In the entries below, find the lines that contain the word "fraction" and copy them.
*** Material to process ***
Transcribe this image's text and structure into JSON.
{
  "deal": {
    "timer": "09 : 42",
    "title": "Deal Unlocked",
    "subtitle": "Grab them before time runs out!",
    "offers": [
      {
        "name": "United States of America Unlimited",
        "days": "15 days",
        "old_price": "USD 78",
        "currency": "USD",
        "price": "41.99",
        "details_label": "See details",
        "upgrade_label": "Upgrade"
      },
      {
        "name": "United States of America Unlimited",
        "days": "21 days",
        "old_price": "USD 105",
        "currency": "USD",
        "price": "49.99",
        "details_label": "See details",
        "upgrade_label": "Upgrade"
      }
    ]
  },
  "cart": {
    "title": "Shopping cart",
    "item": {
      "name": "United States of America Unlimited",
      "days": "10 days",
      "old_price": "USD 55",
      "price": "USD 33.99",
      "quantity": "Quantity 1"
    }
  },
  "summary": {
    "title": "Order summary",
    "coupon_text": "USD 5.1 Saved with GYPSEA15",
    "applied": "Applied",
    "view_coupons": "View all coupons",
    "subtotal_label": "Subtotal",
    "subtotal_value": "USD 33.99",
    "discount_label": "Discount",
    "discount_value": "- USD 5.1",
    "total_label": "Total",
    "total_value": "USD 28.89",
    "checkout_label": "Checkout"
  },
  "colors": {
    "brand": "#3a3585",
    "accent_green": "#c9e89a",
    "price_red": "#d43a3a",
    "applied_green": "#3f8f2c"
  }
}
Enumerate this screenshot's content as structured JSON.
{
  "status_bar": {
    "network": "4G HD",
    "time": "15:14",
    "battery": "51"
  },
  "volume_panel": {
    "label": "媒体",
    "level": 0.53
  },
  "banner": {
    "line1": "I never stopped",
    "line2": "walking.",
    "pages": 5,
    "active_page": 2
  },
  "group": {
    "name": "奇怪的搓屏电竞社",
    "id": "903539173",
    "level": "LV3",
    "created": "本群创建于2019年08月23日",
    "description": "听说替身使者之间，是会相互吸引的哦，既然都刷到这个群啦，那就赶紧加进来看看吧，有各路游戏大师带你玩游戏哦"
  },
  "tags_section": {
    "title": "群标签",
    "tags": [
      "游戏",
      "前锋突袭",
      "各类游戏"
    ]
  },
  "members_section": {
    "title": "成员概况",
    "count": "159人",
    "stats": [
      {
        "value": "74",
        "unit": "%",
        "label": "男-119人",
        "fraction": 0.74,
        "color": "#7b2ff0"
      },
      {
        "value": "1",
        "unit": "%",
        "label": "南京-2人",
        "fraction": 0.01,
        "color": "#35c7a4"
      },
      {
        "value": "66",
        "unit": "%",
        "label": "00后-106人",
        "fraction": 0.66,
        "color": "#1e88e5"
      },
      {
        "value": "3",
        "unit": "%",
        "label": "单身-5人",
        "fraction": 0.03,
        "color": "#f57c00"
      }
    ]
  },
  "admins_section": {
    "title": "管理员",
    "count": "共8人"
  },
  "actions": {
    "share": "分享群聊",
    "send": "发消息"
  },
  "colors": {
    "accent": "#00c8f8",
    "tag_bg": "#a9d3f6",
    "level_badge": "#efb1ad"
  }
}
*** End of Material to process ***
Output of the exercise
        "fraction": 0.74,
        "fraction": 0.01,
        "fraction": 0.66,
        "fraction": 0.03,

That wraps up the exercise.